The single justice was unable to find as a fact that the diagonal mark constituted a cross, or indicated that the voter intended to vote and had voted " Yes " upon the question submitted. He found that "the voter either may have intended to vote ' Yes,' and then failed to complete the cross necessary to express his purpose; or he may have begun with such an intention, and then concluded not to do so, when, instead of erasing or crossing out the mark already made, he left it as it appears." Having found that the ballot was defective, and improperly counted, he ordered a peremptory writ of mandamus to issue, and reported the questions of law to this court.

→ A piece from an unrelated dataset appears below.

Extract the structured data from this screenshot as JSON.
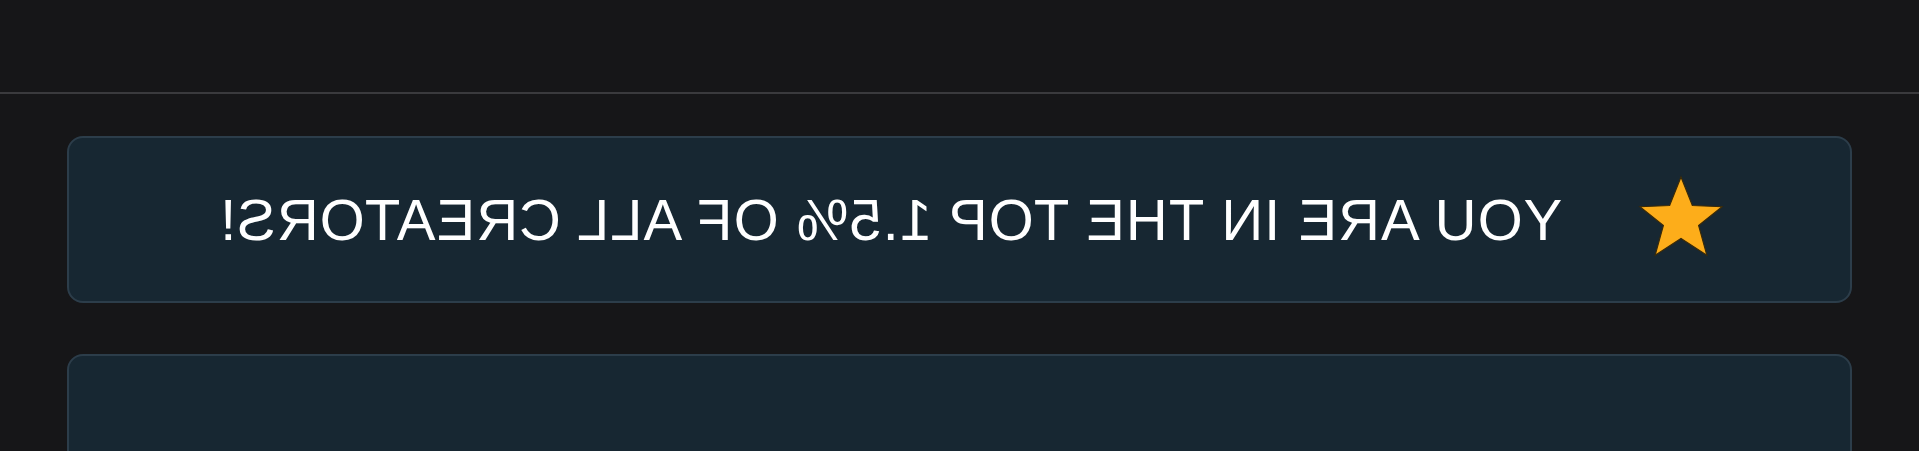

That a writ of mandamus is the proper remedy in a case of this kind was decided, after full consideration, in Flanders v. Roberts, 182 Mass. 524 . See also Keough v. Holyoke, 156 Mass. 403 ; Wheeler v. Carter, 180 Mass. 382 ; Blackmer v. Hildreth, 181 Mass. 29 ; 0' Connell v. Mathews, 177 Mass. 518 . The R. L. c. 11, s. 421, which gives the courts "jurisdiction at law or in equity to enforce the provisions of this chapter," etc., includes jurisdiction in the Supreme Judicial Court to issue a writ of mandamus in a proper case. The facts and the appropriate remedy in Perry v. Hull, 180 Mass. 547 , relied on by the respondents, were very different from those in Flanders v. Roberts, and from those in the present case. The decision in Perry v. Hull was simply that the court will not issue a writ of mandamus in a case where an appropriate and effectual remedy in equity is given by the statute. In a case like the present, the remedy in equity referred to in the statute was not intended to take the place of a remedy by a writ of mandamus, and it would not be adequate.
The findings of the judge in regard to the ballot were well warranted. The manner of voting in a case of this kind is by the voter's " making a cross in the square at the right of the answer which he intends to give," as prescribed by the R. L. c. 11, s. 227. The voter failed to do this. His intent, and the reason for his failure to express it, are left to mere conjecture. The difficulty of finding an intention to vote in a particular way, when the intention is not expressed as prescribed by the statute, is pointed out in Flanders v. Roberts, 182 Mass. 524 , and in the numerous decisions there cited. See also O'Connell v. Mathews, 177 Mass. 518 . In the R. L. c. 11, s. 238, it is expressly provided that a ballot shall not be counted if the voter's "choice cannot be determined." There was no error of law in the rulings or findings.
Peremptory writ of mandamus to issue.
[Note p222] The eighth request was as follows: " A deed of realty covers all articles annexed, in spite of any agreement to the contrary with the former owner to which the grantee is not a party." The judge, after reading it to the jury, said " I give that, with the exception that I add to that, ' To which the grantee is not a party, and of which agreement he had no notice at the time when he took his deed.' "